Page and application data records

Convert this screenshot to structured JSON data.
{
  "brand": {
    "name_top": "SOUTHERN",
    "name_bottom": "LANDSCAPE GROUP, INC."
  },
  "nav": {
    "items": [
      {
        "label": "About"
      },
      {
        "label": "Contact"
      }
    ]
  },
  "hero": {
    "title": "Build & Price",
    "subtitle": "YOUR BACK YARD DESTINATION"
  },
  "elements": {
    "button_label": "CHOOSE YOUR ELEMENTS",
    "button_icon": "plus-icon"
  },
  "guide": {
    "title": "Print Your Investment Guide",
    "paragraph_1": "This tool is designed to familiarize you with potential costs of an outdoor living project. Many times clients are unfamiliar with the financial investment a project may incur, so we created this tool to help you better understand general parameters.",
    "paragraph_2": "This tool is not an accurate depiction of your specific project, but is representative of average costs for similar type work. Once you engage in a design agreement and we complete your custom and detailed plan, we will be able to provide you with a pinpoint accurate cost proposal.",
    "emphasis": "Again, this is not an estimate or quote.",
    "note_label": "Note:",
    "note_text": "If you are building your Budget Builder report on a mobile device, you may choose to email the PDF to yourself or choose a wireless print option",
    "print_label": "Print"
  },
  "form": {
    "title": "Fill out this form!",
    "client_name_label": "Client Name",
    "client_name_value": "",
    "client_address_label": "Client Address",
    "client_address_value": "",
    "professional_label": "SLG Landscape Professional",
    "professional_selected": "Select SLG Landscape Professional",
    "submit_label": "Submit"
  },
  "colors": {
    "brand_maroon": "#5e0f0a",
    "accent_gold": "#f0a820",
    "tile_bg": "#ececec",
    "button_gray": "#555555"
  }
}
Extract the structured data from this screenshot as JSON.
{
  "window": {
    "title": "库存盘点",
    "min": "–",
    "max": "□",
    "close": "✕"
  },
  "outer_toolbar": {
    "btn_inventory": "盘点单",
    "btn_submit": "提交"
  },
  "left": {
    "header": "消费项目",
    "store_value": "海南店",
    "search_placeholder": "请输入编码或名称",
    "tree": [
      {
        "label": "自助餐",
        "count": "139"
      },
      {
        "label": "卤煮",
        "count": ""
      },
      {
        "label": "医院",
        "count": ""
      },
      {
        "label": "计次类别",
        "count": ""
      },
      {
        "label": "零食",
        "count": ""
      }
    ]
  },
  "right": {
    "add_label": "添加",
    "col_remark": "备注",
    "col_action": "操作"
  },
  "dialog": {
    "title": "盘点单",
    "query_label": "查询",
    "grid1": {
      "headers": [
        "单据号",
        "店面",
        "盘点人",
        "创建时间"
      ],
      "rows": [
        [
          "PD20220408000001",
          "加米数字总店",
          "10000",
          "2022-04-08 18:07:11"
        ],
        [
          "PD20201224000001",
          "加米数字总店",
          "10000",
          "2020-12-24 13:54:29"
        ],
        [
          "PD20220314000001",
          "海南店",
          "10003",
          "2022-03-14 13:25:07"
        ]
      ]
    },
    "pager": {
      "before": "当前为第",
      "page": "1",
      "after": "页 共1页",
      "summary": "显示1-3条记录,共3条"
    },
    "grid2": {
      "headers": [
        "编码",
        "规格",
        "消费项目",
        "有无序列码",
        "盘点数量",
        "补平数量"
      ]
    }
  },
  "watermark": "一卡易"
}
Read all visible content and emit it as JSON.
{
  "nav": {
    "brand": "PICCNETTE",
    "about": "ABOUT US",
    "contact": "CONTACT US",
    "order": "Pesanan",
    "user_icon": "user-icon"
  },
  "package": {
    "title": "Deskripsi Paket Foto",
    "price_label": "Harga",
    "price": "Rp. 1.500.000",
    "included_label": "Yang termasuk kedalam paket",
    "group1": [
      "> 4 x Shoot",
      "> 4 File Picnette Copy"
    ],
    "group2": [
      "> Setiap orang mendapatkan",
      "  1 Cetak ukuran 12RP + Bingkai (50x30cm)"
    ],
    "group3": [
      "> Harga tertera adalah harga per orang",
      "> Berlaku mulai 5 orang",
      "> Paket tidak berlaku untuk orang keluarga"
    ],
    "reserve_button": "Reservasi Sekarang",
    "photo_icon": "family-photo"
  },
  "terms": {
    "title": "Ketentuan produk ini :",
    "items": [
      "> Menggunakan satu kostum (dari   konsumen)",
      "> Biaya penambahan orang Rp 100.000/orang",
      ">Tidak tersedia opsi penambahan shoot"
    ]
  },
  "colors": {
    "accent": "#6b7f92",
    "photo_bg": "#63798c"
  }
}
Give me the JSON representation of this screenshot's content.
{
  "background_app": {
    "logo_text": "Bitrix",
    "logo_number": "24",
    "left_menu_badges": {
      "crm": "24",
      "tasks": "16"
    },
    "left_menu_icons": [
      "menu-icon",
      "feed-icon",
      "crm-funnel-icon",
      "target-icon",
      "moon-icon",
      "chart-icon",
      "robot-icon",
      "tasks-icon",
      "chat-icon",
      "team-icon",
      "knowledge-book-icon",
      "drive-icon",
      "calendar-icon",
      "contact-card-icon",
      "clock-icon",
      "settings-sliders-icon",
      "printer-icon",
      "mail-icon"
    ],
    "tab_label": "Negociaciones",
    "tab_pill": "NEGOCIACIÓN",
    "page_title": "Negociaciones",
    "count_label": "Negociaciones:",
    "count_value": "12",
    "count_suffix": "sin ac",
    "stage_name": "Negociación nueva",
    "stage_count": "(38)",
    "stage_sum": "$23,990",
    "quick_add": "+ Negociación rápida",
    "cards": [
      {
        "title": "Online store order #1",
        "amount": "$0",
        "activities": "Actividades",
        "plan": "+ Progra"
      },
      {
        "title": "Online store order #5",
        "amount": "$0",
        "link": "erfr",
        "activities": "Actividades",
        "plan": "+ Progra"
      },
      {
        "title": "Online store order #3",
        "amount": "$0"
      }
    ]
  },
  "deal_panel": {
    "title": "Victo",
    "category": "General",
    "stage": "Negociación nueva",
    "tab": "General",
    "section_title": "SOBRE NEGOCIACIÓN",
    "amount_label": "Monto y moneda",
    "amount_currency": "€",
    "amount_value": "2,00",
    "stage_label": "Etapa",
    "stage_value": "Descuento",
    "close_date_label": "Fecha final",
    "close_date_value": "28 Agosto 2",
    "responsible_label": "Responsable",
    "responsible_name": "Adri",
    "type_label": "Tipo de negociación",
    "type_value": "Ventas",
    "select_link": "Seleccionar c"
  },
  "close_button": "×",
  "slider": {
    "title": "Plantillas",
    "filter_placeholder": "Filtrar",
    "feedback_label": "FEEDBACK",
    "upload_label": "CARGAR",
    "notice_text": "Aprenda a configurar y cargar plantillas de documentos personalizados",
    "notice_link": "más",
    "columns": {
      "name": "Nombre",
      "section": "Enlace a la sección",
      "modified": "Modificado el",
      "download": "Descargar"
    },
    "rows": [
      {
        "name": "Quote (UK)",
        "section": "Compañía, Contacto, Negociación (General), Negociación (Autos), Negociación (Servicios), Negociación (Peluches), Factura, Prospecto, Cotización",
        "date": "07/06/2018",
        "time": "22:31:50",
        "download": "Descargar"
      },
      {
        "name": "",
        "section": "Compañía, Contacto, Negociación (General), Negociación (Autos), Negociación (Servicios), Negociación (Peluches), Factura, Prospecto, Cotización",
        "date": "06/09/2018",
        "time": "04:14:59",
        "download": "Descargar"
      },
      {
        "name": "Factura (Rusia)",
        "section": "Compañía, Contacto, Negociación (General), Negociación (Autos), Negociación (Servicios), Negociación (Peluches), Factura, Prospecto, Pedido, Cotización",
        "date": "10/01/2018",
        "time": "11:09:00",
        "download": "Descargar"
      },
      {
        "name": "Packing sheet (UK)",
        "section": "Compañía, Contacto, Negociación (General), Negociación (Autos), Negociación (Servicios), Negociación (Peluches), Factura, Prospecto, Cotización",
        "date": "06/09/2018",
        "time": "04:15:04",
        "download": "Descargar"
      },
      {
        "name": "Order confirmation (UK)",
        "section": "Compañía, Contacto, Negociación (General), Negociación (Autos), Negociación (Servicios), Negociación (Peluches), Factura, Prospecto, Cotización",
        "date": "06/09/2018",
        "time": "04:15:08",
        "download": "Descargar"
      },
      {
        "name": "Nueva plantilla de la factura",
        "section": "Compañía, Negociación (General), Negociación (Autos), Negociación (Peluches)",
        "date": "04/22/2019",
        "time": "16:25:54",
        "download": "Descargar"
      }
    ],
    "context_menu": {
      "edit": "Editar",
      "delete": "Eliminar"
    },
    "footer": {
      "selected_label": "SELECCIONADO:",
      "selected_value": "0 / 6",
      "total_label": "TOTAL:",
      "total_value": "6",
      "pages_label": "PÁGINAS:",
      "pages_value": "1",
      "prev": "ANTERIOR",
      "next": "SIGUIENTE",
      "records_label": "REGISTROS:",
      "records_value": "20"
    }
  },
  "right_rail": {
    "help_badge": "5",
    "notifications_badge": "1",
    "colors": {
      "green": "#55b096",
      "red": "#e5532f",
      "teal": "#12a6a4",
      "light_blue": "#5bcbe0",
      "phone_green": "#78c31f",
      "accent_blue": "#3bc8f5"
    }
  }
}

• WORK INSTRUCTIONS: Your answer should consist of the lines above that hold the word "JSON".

• EXERCISE RESPONSE:
Convert this screenshot to structured JSON data.
Extract the structured data from this screenshot as JSON.
Read all visible content and emit it as JSON.
Give me the JSON representation of this screenshot's content.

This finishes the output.